In software development, it is well understood that product development requires knowledge of the domain in which the software will be used. People who have this knowledge are called subject matter (domain) experts or business analysts. For example, for developing a hospital system you require hospital administration understanding, or for a tax filing system tax-accounting knowledge.
But, is hospital administration in a regular metro city hospital the same as the hospital administration in a rural (i.e. rural, tier-3, tier-4 city) hospital? At a technical level, it may appear that both have patients, departments, doctors, similar processes e.g. for outpatient registration->queue->doctor->test->prescription->pharmacy->home. One may use this understanding and develop a hospital management system, but will it work in rural hospitals?
We argue that a domain expert not exposed to the rural hospitals - will bake numerous bad decisions into the product, making it an inappropriate solution eventually. This phenomenon applies to many domains.
Let's take some examples of a rural hospital and understand how it is materially different from a tier-1 hospital. Almost all patients do not take appointments before visiting the hospital. So if one develops a patient-facing appointment system, it is completely useless.
Patients are not good at keeping their older medical records. Hence usually hospitals tend to keep their record with them instead of handing it over to them.
Patient's phone number registered with the hospital changes all the time (either because their number changes or they provide different family members' numbers every time). As a result, patients take a lot of time at the registration desk - as the re-identification process takes a lot of time. The software should be sophisticated in this area.
Rural doctors see 2 to 3 times more patients. They simply do not have time to enter any data in the hospital system. Also, a token-based queue in front of the doctors' room is useless in rural setups, as many patients are not that literate to follow it. Usually, there is an usher.
You can read more about two other examples, recently in the news where this phenomenon is in play.

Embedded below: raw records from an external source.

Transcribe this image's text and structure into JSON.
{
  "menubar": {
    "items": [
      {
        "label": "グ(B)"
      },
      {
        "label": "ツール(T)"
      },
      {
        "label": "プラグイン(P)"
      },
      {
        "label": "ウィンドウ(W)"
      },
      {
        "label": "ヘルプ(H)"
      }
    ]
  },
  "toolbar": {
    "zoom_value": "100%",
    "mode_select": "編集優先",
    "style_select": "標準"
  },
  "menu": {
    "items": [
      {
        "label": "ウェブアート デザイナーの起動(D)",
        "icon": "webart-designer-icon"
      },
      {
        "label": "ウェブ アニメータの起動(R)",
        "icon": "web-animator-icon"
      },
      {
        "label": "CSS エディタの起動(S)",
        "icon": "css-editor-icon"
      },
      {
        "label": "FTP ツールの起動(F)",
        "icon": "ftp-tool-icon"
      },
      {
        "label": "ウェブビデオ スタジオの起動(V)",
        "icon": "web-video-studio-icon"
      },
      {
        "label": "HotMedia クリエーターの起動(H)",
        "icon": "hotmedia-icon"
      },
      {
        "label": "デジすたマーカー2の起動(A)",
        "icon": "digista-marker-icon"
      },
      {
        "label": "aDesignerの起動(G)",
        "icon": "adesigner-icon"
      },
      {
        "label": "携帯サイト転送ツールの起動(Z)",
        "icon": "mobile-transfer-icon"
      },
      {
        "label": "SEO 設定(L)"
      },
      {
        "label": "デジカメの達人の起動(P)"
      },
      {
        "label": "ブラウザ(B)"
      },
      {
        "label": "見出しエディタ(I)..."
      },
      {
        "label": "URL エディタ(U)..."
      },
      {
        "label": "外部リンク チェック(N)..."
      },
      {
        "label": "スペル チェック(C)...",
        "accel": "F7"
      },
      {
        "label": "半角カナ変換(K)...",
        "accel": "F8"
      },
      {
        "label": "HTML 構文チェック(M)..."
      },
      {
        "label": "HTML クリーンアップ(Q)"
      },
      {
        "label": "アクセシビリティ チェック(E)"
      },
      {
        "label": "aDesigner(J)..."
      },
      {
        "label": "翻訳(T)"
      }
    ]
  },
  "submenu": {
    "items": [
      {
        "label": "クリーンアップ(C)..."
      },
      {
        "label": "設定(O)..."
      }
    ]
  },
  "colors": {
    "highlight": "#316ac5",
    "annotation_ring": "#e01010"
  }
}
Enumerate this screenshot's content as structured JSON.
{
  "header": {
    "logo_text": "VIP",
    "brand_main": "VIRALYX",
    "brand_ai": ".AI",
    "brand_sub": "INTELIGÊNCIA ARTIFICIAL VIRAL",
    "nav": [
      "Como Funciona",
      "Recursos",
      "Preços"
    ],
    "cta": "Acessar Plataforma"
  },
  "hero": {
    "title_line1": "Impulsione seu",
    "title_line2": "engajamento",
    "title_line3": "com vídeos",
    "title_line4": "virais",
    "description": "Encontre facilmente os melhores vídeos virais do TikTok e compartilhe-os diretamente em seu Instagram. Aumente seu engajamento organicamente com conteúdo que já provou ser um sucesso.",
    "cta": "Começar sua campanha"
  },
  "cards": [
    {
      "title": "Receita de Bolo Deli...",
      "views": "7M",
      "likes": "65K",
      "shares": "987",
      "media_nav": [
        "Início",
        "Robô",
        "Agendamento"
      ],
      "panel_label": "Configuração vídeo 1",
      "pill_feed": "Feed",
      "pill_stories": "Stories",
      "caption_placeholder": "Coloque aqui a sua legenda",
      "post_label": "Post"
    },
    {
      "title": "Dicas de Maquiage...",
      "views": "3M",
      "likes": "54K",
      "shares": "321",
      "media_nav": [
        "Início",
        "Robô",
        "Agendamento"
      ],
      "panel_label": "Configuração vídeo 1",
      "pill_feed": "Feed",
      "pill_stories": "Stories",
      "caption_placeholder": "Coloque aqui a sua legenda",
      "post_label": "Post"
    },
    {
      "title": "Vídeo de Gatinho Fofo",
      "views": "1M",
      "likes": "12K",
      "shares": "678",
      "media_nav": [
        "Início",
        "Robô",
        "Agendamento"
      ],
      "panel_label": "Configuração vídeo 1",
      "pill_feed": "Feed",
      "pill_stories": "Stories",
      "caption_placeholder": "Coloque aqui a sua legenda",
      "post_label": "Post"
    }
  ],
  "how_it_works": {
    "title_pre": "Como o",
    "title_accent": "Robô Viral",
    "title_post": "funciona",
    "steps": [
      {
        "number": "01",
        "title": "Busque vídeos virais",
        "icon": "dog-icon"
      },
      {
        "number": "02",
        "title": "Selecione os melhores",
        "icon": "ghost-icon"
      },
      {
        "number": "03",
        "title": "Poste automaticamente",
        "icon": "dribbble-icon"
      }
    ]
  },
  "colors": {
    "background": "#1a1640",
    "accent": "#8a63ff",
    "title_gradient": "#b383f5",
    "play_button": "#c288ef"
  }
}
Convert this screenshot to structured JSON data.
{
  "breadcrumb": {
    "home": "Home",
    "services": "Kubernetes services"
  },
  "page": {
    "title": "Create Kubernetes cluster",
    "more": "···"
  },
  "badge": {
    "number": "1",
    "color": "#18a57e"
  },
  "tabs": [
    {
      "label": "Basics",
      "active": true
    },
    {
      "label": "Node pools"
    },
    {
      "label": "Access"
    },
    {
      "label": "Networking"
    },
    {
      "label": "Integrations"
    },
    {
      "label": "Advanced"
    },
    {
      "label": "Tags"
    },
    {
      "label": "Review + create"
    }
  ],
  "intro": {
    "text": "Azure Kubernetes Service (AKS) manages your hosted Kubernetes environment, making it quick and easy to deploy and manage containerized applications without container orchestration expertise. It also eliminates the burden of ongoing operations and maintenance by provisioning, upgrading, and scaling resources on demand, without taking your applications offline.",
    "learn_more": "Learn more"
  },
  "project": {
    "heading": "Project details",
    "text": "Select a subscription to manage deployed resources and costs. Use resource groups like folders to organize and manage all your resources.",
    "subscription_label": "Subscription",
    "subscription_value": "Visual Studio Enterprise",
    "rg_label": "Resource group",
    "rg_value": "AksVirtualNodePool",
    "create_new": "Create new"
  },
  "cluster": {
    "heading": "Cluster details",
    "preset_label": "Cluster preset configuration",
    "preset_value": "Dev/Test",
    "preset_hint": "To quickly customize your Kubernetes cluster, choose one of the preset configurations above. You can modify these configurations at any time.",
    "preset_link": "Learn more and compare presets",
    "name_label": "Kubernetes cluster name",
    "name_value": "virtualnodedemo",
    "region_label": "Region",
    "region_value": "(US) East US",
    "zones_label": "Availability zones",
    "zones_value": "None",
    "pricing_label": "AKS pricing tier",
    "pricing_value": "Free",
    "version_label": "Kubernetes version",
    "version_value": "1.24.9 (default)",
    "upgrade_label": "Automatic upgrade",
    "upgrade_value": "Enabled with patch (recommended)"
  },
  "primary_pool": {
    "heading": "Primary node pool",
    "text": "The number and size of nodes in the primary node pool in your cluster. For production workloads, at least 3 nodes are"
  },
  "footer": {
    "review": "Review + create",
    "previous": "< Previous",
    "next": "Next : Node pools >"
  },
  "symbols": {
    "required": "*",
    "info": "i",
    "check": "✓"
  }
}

- COVID-19 vaccination system - The challenges of our vaccination drive’s final stretch - The system developed a pull-based system i.e. citizens will take appointments/walk-in and take vaccines. First, in a low resource setup, it works based on a push mechanism (pushed by health workers). Second, is the very basic mistake of assuming good internet connectivity.
- Nutrition system to be used by anganwadi worker - The Anganwadi angst over an unfriendly mobile app (use reader mode in Firefox). Again the assumption that internet connection is good is false. Also, the app has many complex workflows.
Examining this as a software practitioner, we see that although we have a domain expert among ourselves but the domain in itself is quite different when we switch context to a low resource setup. We cannot assume even the basic understanding of low resource setup since most domain experts (like many urban folks) have almost never set their foot in such places - for any meaningful length of time. It doesn't come very naturally to someone who is in a high-resource setup.
In essence, we are dealing with an orthogonal dimension (see the diagram below) - to the extent that each domain expertise needs to be further qualified into a high resource (being default) and low resource.
Broadly, the general low resource expertise consists of deeply understanding how the following factors impact the inner workings of the domain for which the software is built. This is not an exhaustive list.
- Internet is not present everywhere and/or is not available all the time.
- Demand massively surpasses the supply of providers.
- Local IT support is difficult to get and retain.
- Client literacy levels are low.
- Client finances are poor.
- Clients have to work hard for their livelihood hence leaving less time for availing themselves of even important services.
- Distances are high and play an important role (unlike cities).
In software teams, we should strive to have domain experts who have low resource understanding to avoid having serious design mistakes in our solution.